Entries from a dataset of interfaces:
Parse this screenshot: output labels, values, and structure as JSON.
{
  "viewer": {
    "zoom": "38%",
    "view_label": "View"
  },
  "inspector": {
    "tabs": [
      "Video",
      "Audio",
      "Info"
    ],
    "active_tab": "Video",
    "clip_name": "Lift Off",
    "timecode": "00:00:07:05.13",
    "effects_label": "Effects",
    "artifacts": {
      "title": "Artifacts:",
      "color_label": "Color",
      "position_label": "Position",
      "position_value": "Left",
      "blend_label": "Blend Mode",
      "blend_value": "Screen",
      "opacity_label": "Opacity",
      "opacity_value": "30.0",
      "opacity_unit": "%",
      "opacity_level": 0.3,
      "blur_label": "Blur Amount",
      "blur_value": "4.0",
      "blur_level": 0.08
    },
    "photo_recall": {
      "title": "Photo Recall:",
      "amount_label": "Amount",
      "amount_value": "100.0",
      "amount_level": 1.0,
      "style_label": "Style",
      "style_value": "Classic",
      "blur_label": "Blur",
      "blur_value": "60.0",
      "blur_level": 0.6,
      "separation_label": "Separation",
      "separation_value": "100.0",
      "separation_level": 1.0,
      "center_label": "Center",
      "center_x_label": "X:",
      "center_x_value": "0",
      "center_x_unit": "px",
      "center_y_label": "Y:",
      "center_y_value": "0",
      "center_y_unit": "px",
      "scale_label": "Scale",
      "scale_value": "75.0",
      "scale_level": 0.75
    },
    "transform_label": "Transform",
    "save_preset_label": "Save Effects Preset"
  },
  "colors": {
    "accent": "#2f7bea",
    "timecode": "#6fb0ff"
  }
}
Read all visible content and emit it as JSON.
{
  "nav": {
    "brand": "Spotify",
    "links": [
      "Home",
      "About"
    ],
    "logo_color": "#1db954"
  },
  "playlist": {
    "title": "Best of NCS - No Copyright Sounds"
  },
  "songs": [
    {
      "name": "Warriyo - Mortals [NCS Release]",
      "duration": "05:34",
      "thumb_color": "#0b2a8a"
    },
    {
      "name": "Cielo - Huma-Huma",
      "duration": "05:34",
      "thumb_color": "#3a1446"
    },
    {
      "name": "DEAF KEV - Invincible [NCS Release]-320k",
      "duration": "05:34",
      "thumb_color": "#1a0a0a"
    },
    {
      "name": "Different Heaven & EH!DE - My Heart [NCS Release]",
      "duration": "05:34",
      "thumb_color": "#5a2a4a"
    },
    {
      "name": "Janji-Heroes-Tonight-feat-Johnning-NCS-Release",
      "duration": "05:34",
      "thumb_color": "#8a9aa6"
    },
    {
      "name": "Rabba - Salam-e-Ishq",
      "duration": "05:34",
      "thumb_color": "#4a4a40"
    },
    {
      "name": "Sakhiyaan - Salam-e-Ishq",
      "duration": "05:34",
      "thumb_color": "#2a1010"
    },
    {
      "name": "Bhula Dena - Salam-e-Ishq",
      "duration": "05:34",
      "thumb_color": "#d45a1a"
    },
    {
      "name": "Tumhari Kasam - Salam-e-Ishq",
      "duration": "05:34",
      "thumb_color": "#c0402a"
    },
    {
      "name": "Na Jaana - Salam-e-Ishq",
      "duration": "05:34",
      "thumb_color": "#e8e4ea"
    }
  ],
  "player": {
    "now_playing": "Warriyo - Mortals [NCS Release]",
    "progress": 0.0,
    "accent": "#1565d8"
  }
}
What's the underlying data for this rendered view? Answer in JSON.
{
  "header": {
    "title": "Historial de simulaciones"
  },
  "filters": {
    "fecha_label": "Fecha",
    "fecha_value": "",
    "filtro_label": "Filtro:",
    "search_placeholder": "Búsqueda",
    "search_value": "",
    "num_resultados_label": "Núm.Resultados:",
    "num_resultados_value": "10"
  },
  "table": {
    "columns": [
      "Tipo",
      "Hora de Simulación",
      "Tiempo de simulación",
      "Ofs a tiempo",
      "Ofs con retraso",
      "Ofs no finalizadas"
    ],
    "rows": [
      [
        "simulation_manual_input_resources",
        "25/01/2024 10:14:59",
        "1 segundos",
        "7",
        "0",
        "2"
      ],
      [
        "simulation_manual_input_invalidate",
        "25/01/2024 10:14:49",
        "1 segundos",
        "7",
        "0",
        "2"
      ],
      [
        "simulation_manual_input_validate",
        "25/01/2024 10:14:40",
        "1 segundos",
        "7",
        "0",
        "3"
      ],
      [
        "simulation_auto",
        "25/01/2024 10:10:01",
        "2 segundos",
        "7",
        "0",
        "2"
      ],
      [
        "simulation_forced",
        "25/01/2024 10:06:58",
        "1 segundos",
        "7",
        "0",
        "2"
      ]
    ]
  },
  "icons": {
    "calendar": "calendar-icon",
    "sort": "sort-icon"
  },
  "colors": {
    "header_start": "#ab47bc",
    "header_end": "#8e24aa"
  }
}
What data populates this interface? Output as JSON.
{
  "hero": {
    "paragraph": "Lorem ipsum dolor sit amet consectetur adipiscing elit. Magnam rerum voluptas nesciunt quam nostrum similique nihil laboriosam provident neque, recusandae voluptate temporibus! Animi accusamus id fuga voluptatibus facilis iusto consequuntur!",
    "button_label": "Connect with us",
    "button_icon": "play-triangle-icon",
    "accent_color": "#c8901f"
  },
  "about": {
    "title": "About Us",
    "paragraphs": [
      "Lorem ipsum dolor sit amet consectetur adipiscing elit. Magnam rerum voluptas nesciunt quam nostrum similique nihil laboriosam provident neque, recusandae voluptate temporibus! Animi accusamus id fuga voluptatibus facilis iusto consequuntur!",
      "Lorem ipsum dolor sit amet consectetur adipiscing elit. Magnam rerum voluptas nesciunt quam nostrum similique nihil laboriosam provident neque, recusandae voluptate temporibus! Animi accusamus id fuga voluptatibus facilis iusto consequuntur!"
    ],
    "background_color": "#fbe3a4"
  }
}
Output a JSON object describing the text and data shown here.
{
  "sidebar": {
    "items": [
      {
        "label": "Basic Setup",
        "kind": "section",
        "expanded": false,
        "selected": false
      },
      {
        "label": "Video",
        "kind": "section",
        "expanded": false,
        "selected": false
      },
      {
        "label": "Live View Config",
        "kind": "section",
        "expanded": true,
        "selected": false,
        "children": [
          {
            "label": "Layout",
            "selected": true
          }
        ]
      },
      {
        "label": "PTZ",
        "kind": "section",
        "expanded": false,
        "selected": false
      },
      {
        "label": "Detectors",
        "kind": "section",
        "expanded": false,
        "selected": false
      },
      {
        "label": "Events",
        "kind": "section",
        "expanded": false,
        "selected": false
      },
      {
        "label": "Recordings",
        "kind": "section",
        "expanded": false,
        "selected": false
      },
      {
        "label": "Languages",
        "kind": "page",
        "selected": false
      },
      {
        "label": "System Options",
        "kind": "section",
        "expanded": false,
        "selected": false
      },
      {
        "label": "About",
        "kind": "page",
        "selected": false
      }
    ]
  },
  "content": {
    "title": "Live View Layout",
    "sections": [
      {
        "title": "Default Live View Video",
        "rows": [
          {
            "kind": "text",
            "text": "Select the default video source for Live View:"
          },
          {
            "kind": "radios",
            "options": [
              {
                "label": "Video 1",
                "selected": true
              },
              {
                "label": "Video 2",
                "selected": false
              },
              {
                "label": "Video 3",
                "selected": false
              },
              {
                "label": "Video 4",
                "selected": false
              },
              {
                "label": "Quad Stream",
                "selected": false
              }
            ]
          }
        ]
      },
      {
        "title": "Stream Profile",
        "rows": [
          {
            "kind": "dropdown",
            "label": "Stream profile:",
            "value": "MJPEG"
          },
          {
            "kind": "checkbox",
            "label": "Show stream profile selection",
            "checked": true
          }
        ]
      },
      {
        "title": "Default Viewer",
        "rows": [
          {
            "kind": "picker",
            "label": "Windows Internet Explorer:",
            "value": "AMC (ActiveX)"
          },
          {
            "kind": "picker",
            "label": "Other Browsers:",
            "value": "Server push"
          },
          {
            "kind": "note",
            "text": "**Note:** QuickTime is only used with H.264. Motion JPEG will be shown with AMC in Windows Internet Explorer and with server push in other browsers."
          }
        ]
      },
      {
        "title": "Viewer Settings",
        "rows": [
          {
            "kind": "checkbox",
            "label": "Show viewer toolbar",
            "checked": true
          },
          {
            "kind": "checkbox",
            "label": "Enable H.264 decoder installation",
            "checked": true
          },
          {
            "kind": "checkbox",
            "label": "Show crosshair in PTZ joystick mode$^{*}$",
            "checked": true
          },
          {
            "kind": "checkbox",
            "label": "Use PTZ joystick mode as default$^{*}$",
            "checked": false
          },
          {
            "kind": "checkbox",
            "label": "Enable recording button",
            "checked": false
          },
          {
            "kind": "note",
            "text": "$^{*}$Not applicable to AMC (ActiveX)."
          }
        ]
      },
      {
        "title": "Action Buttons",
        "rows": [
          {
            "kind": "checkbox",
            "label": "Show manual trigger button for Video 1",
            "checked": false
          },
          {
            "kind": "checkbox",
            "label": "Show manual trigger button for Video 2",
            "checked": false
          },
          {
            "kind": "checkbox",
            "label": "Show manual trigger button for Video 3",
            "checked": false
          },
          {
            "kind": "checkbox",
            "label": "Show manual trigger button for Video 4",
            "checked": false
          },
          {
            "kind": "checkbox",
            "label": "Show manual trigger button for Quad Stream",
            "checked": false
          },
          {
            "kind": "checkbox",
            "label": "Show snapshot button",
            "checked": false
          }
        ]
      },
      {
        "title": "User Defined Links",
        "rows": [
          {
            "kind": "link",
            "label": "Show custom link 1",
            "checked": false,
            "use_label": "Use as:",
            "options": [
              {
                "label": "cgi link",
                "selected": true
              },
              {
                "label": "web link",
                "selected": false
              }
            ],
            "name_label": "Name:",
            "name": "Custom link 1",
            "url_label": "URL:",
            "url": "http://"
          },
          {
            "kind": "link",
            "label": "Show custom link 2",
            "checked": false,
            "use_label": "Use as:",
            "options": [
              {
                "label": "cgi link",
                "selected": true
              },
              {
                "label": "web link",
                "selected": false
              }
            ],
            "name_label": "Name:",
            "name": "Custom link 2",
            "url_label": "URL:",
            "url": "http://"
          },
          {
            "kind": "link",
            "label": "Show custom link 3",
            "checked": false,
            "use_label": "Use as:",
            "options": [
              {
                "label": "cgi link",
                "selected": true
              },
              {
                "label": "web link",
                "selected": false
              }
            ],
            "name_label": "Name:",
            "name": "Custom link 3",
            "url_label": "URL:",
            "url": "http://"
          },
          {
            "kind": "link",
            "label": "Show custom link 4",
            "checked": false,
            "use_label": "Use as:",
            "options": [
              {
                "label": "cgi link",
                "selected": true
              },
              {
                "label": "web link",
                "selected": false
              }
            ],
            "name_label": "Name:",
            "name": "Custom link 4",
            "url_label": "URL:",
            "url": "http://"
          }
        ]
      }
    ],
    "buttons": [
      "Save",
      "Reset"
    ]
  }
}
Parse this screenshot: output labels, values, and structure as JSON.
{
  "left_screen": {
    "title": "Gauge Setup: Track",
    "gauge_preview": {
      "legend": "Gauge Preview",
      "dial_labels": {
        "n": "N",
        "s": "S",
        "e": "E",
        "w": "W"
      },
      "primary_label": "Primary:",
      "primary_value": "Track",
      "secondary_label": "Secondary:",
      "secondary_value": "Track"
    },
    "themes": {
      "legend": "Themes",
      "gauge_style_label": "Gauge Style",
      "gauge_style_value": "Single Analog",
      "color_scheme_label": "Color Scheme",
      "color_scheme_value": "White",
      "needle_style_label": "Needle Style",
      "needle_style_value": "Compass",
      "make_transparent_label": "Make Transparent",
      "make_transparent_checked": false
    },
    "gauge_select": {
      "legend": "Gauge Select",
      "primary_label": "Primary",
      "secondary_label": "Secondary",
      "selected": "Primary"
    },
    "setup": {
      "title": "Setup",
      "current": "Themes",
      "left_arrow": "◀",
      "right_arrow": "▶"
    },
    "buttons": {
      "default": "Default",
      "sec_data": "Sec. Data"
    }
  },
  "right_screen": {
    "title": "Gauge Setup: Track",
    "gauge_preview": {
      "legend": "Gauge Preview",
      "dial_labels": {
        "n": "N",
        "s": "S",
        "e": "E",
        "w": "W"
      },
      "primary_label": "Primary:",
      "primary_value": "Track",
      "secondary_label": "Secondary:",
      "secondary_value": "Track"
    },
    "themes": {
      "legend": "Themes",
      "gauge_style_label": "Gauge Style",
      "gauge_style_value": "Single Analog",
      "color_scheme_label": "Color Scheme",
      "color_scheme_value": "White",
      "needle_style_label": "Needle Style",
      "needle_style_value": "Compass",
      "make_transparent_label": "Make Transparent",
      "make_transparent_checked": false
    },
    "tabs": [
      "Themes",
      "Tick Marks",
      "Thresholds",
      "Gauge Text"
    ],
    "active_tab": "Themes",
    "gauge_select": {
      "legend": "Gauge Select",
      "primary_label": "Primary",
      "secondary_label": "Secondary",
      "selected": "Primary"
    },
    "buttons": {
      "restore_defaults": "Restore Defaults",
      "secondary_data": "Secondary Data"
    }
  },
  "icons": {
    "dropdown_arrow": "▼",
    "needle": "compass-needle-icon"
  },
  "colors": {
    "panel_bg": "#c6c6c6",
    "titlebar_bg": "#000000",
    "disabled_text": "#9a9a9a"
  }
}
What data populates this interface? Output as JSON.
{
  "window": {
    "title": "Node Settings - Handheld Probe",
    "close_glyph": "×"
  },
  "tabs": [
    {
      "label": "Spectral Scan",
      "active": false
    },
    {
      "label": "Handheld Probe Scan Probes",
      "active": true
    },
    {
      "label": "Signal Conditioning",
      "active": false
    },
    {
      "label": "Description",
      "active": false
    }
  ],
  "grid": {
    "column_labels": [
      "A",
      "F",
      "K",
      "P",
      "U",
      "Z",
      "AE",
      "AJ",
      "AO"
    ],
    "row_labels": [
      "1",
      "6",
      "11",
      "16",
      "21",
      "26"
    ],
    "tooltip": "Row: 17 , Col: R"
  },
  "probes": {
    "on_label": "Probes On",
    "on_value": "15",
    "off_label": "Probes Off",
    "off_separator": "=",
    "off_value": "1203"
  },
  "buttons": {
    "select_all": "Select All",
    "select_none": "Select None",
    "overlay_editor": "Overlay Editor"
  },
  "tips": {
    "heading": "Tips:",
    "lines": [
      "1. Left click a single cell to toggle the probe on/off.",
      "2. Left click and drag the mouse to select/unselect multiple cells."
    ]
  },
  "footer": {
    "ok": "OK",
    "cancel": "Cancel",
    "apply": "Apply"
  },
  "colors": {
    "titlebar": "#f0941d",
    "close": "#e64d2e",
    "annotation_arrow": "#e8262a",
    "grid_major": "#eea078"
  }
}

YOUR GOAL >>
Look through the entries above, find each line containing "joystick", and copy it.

ANSWER TO THIS PROBLEM >>
            "label": "Show crosshair in PTZ joystick mode$^{*}$",
            "label": "Use PTZ joystick mode as default$^{*}$",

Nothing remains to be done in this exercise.